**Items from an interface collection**

============================================================

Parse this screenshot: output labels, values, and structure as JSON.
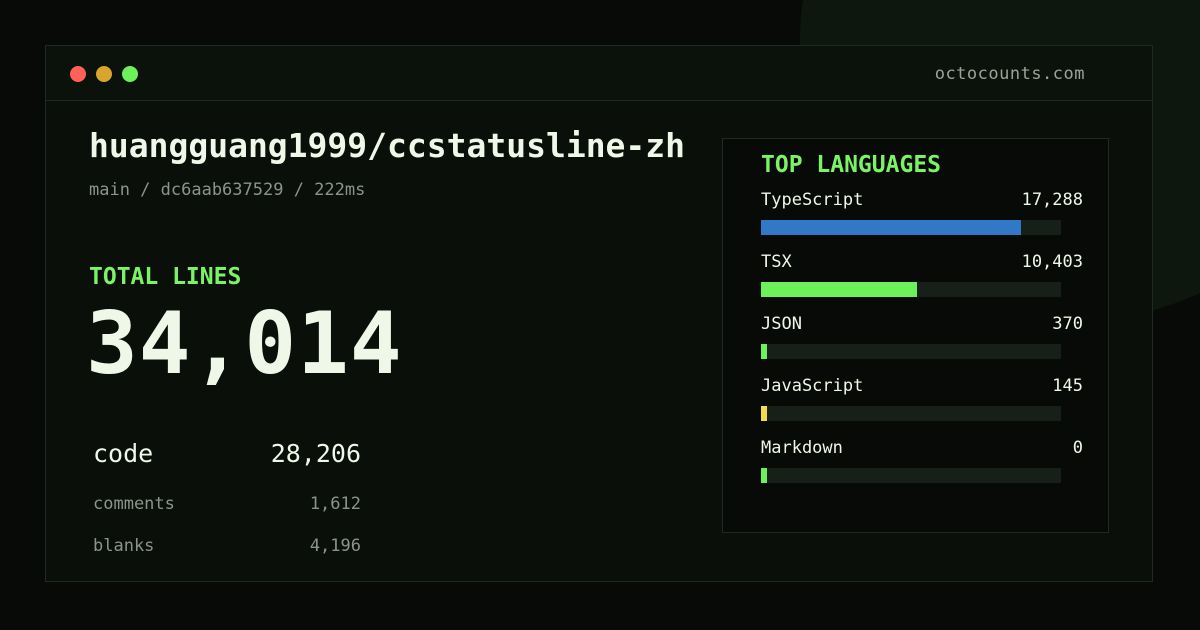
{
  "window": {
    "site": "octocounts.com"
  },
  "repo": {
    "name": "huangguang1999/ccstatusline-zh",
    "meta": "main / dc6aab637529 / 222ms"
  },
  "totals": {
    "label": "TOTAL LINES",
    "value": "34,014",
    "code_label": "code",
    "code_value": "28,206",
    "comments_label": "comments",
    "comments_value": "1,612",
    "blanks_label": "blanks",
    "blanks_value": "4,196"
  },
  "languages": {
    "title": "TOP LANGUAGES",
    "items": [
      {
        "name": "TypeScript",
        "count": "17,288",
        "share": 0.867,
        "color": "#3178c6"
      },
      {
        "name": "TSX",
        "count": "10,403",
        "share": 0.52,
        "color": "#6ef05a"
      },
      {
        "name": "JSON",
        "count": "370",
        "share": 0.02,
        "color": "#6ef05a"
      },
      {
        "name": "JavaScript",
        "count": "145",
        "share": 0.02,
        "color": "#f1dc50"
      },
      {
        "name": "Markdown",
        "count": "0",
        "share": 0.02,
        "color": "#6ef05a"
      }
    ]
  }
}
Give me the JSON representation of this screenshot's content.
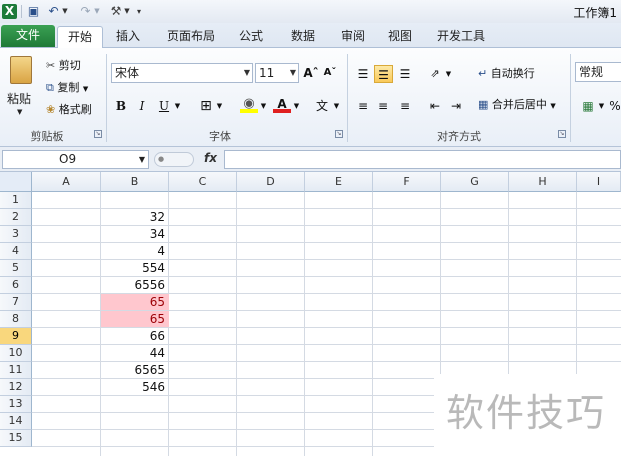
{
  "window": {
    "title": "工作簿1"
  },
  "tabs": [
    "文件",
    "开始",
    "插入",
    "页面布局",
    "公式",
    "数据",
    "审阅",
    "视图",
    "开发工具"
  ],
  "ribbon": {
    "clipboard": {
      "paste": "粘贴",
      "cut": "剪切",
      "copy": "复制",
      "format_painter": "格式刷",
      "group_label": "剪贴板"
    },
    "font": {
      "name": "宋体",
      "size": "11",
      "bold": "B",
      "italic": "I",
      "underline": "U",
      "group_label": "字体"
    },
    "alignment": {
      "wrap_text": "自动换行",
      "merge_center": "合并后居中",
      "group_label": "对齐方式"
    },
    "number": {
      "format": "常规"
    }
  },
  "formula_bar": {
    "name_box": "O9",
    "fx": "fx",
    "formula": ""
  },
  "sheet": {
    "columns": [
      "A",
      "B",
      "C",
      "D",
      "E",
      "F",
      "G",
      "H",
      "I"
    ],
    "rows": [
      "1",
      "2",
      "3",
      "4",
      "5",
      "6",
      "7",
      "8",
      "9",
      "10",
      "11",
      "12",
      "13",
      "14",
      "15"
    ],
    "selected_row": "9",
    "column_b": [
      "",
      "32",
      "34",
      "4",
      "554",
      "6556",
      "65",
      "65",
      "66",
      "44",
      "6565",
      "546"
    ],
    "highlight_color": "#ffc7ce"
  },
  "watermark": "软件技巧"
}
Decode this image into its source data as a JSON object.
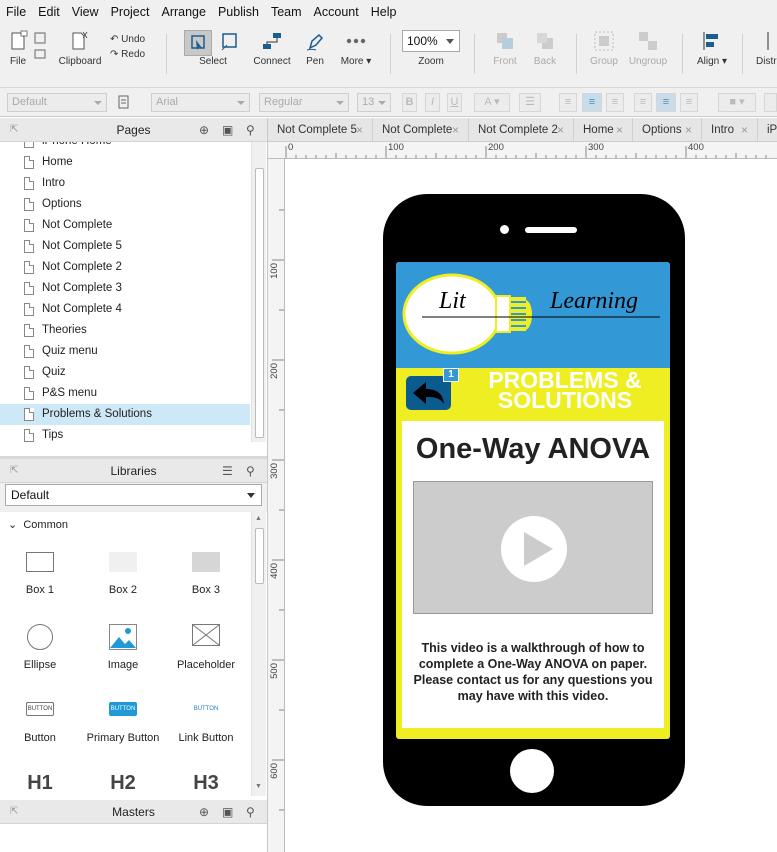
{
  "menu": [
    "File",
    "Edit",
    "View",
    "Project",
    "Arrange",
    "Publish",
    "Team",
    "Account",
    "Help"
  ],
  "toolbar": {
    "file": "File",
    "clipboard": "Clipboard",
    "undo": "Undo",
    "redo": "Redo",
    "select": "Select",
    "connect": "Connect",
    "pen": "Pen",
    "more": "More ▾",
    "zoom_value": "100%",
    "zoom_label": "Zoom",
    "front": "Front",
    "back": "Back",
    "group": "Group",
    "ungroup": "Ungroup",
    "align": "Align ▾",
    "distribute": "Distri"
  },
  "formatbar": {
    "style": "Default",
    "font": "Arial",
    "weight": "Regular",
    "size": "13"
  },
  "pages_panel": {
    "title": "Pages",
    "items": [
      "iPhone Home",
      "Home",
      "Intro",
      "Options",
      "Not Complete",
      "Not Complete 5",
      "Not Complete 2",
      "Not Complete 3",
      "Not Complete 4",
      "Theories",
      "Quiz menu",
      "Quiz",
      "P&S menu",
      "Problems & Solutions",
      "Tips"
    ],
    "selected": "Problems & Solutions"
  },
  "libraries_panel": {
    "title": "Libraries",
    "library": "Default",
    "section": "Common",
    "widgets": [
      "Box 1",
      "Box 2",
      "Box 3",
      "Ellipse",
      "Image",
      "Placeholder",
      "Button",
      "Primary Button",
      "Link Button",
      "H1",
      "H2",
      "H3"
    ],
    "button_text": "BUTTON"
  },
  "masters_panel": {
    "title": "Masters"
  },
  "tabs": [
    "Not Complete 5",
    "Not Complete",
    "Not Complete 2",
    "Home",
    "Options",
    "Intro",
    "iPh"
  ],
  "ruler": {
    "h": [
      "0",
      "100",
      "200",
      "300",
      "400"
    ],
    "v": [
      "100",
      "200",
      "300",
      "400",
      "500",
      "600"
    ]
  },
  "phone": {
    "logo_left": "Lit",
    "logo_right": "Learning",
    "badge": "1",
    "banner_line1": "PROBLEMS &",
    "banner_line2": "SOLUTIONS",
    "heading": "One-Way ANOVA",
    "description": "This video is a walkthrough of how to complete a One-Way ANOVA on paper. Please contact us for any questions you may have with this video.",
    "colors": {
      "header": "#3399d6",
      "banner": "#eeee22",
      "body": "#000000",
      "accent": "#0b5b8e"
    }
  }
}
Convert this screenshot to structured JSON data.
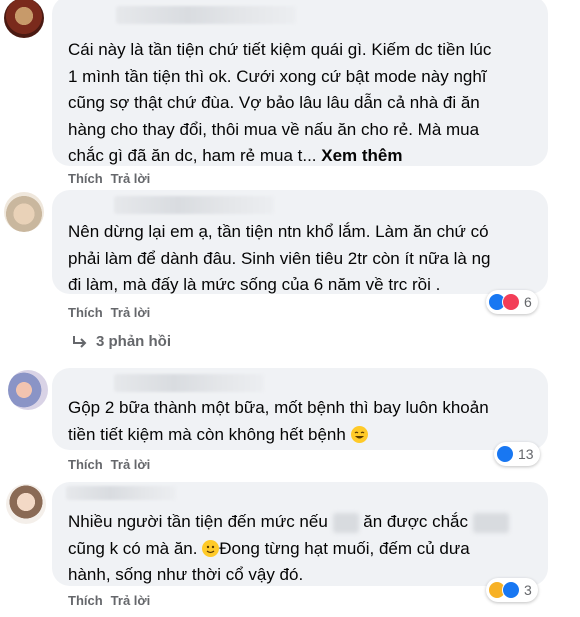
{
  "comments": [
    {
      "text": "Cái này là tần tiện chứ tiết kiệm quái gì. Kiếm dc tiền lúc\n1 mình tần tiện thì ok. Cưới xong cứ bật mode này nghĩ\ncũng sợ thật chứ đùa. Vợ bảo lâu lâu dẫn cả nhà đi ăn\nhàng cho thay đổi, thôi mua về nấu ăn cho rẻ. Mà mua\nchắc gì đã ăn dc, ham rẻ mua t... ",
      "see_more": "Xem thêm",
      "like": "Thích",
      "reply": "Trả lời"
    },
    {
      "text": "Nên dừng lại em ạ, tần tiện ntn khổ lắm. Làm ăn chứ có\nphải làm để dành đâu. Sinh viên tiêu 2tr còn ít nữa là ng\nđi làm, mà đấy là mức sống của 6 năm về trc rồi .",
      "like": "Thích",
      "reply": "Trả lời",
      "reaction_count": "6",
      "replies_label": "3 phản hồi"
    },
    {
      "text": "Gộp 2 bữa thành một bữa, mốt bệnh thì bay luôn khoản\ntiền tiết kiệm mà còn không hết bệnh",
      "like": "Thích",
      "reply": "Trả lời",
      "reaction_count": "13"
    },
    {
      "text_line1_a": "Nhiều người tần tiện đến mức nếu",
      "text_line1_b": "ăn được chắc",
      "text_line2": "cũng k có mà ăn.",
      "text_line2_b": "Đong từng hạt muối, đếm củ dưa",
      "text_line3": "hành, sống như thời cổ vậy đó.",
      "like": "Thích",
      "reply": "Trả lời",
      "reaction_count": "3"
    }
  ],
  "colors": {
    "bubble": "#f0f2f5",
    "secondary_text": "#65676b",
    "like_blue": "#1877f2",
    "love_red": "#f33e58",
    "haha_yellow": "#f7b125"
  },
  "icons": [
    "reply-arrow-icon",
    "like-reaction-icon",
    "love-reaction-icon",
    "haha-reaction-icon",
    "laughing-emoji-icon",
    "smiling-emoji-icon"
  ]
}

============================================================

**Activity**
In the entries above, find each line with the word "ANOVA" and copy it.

**Result of the exercise**
    "heading": "One-Way ANOVA",
    "description": "This video is a walkthrough of how to complete a One-Way ANOVA on paper. Please contact us for any questions you may have with this video.",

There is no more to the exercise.